The annual budget for the U.S. Department of Defense (DOD) in fiscal year (FY) 2006 was approximately $419.3 billion. This was a 4.8 percent boost from the previous year. However, this increase in defense spending in FY 2006 was not an isolated case in the recent past. According to the Office of Management and Budget (OMB), defense spending from 2001 to 2006 increased by 41 percent (OMB 2006; see also Ann Scott Tyson, Washington Post, February 6, 2007). The DOD's base budget for FY 2007 was $439.3 billion. An additional $50 billion was also provided to support the wars in Afghanistan and Iraq (OMB 2007). These increases in defense spending are the largest since the Reagan administration.
According to former Secretary of Defense Donald Rumsfeld, these increases are necessary because "when the Cold War ended, a defense drawdown took place that went too far . . . [and] overshot the mark. Now, through the prism of September 11, we can see that challenge is not simply to fix the underfunding of the past" (New York Times, February 5, 2002). He went further by saying that a "decade of overuse and underfunding" requires catch up to meet all the demands the military is currently facing since "we are a nation at war" (DOD 2005).
During the same period (2001-2006), the average annual economic growth rate was a mere 2.4 percent (Bureau of Economic Analysis's National Economic Accounts; see http://www.bea.gov/National/nipaweb/Index.asp) and the national debt went from $5.8 trillion to $8.6 trillion (Treasury Department n.d.). Coincidentally, the International Monetary Fund (IMF) warned that continuing twin deficits (the budget and trade deficits) along with record-breaking debt increases in the United States threaten the financial stability of both the U.S. and global economies (Elizabeth Becker and Edmund Andrews, New York Times, January 8, 2007). Moreover, slow economic growth is expected in coming months for various reasons (Joanne Morrison, Reuters, November 28, 2007).
Are recent increases in defense spending for the war on terrorism one of the reasons for slower economic growth?
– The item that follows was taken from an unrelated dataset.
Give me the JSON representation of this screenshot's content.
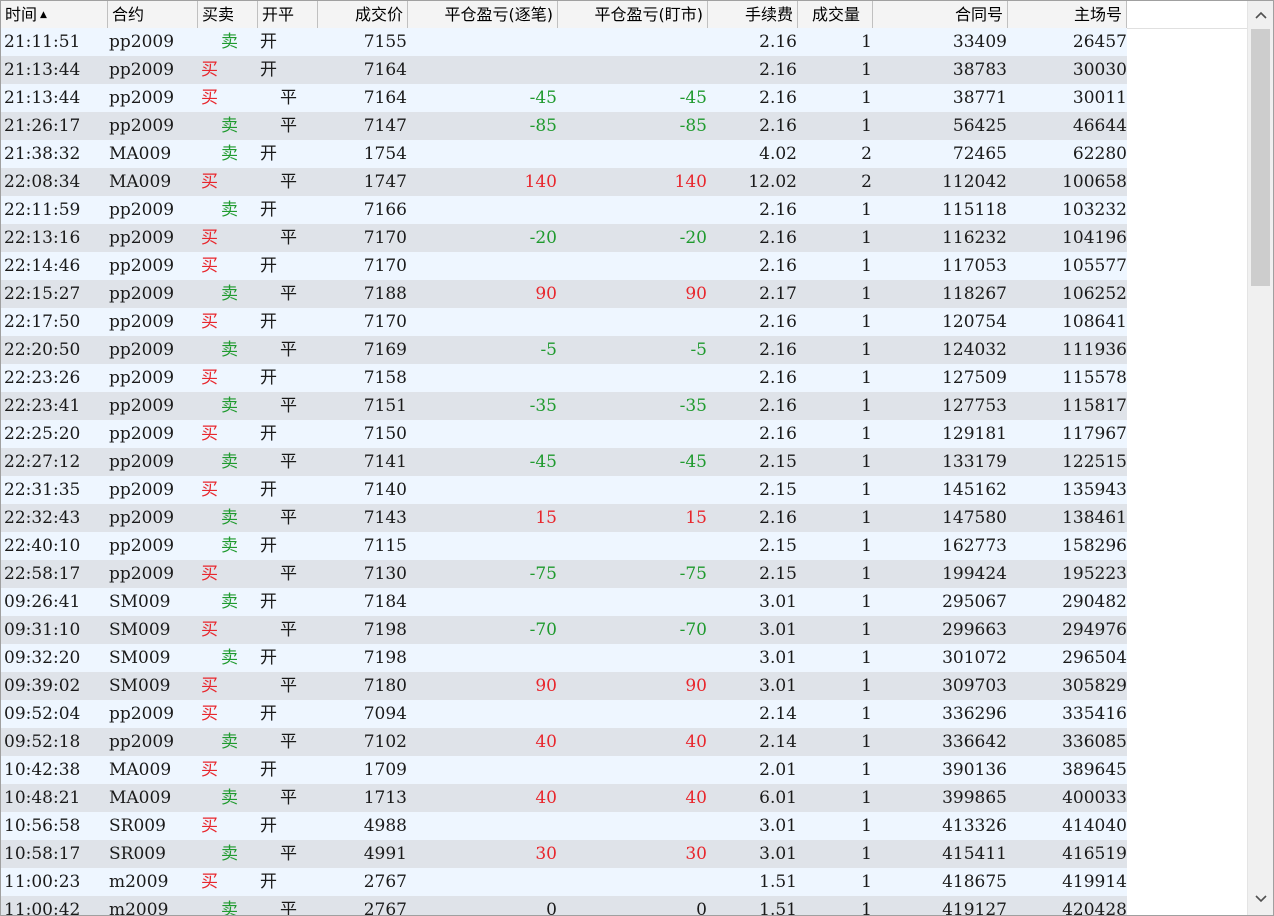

Despite the volume of studies on the defense- growth relationship, there is no consensus about the relationship between defense spending and economic growth in the United States. Some scholars argue that defense spending in the United States helps growth (e.g., Atesoglu 2002; Atesoglu and Mueller 1990; Mehay and Solnick 1990; Mueller and Atesoglu 1993), while others contend that the indirect, delayed, negative effects of defense spending on the U.S. economy are greater than the positive ones (e.g., Goldstein 1988; Heo and Eger 2005; Mintz and Huang 1990, 1991; Ward and Davis 1992; Ward, Davis, and Lofdahl 1995).
What are the causes of different empirical findings on the U.S. defense-growth nexus? According to Dunne, Smith, and Willenbockel (2005), the reason previous studies found positive or negative relationships between defense spending and economic growth is because they used various versions of the Feder-Ram-based defense-growth model. …